Finally: billing. We went to the WUSTL FRCM because it was the only clinic my insurance would cover. We had 10k in drugs and 10k in infertility. I got a pre-approval as required by the practice and the insurance company. I asked what our share would be when paying the $600 cycle deposit. I was told they couldn't tell me - it was against policy. We went ahead on good faith. That was a huge mistake. Our IVF cycle with them cost $31,000 including $12,000 in drugs. We were expected to pay the $11,000 difference at full rate - not a plan and not at the negotiated rate with our insurance company. It cost us more to do a cycle with WUSTL FRCM with insurance than with another clinic without insurance.

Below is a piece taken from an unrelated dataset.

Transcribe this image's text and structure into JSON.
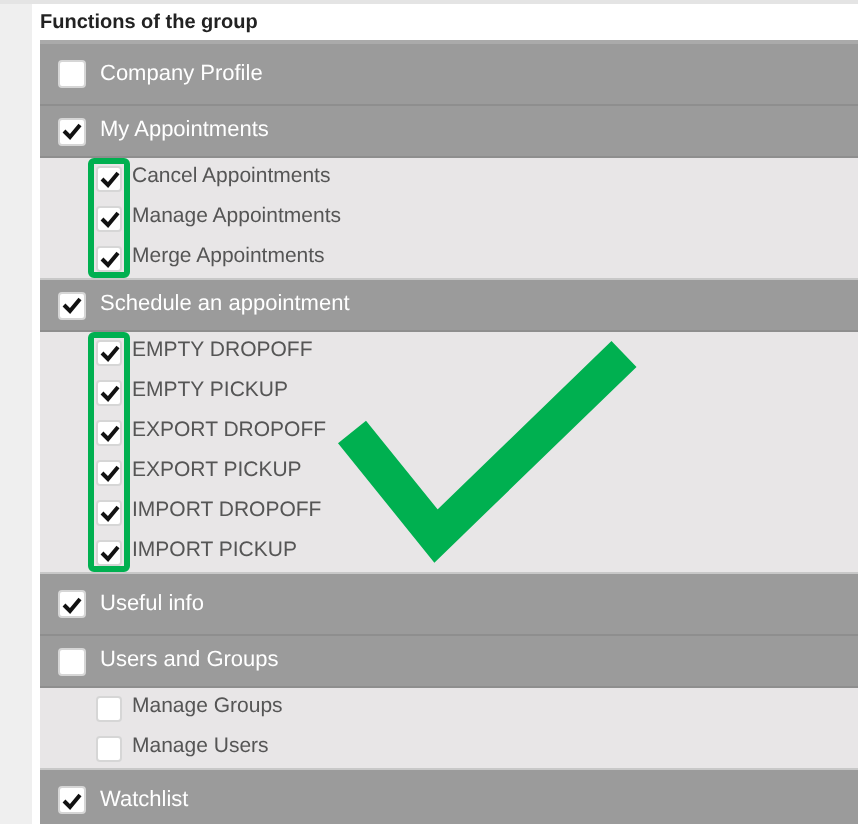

Describe the costs associated with your care under Emily Jungheim at Washington University School of Medicine.
With medication $31,000 for one cycle of IVF. We were not told this upfront (had 20k insurance cap - 10 meds, 10 procedures). We were told after negative pregnancy test we owed $11,000 including $2000 in lab fees for making more embryos then were transferred.
Describe Emily Jungheim's approach to eSET (elective single embryo transfer) vs. multiple embryo transfer at Washington University School of Medicine.
She transfers too many embryos too early.
What specific things went wrong at Washington University School of Medicine?
- Lost paperwork
- Provided conflicting information
Describe the specific things that went wrong at Washington University School of Medicine.
Wrong semen results.
Charged $2000 because we made more embryos than transferred.
Never told prices after insurance despite asking.
Incorrect billing to insurance - transfer and extra two days of incubation covered, not doctor or egg retrieval. Double billed for ultrasounds.